“Lapid’s conduct is dangerous and hurts democracy,” Netanyahu said in a statement. “We must leave the IDF out of any political debate. Senior officers certainly must not be incited to rebellion against a government that was elected by the people. It crosses a red line.”
He added that when Likud was in the opposition “we never incited against the government.”
Netanyahu vowed to protect citizens’ rights and to “lead the Israeli government according to the national and democratic values that have guided me my entire life.”
He urged Lapid and the expected opposition “to act in a responsible manner. We have one country, one military and one nation. We must not hurt them.”
Lapid responded with an angry diatribe, laying out all the ways he believes Netanyahu has undermined Israeli democracy.
“Mr. Netanyahu, I won’t take lessons in democracy from you. Not from someone who runs a foreign-funded poison machine that deals in slander and defamation of the lowest kind. Not from one who stood on the steps of the courthouse and incited against the rule of law.
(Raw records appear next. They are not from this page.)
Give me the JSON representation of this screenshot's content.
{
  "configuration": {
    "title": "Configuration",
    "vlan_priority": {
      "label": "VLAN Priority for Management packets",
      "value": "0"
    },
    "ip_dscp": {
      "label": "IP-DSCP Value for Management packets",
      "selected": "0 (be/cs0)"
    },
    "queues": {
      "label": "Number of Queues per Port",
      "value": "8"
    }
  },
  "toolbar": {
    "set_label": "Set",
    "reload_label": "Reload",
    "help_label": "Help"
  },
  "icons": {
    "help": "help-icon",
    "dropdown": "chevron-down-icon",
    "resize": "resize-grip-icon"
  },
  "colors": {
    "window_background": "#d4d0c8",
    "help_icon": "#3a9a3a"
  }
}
Not from the one who currently appointed a person convicted of supporting terror to be minister of internal security and a serial convicted felon to the Minister of the Interior,” Lapid said. (Lapid was referring to the expected incoming minister of national security Itamar Ben Gvir and incoming interior minister Aryeh Deri, respectively.)
“Not from someone who broke every promise he ever made and even his partners admit he is a serial liar,” Lapid added. “There was not a single moment in the last year and a half that you respected democracy.”
“We will fight in every arena and in every legal way to keep Israel Jewish, democratic and liberal,” Lapid vowed.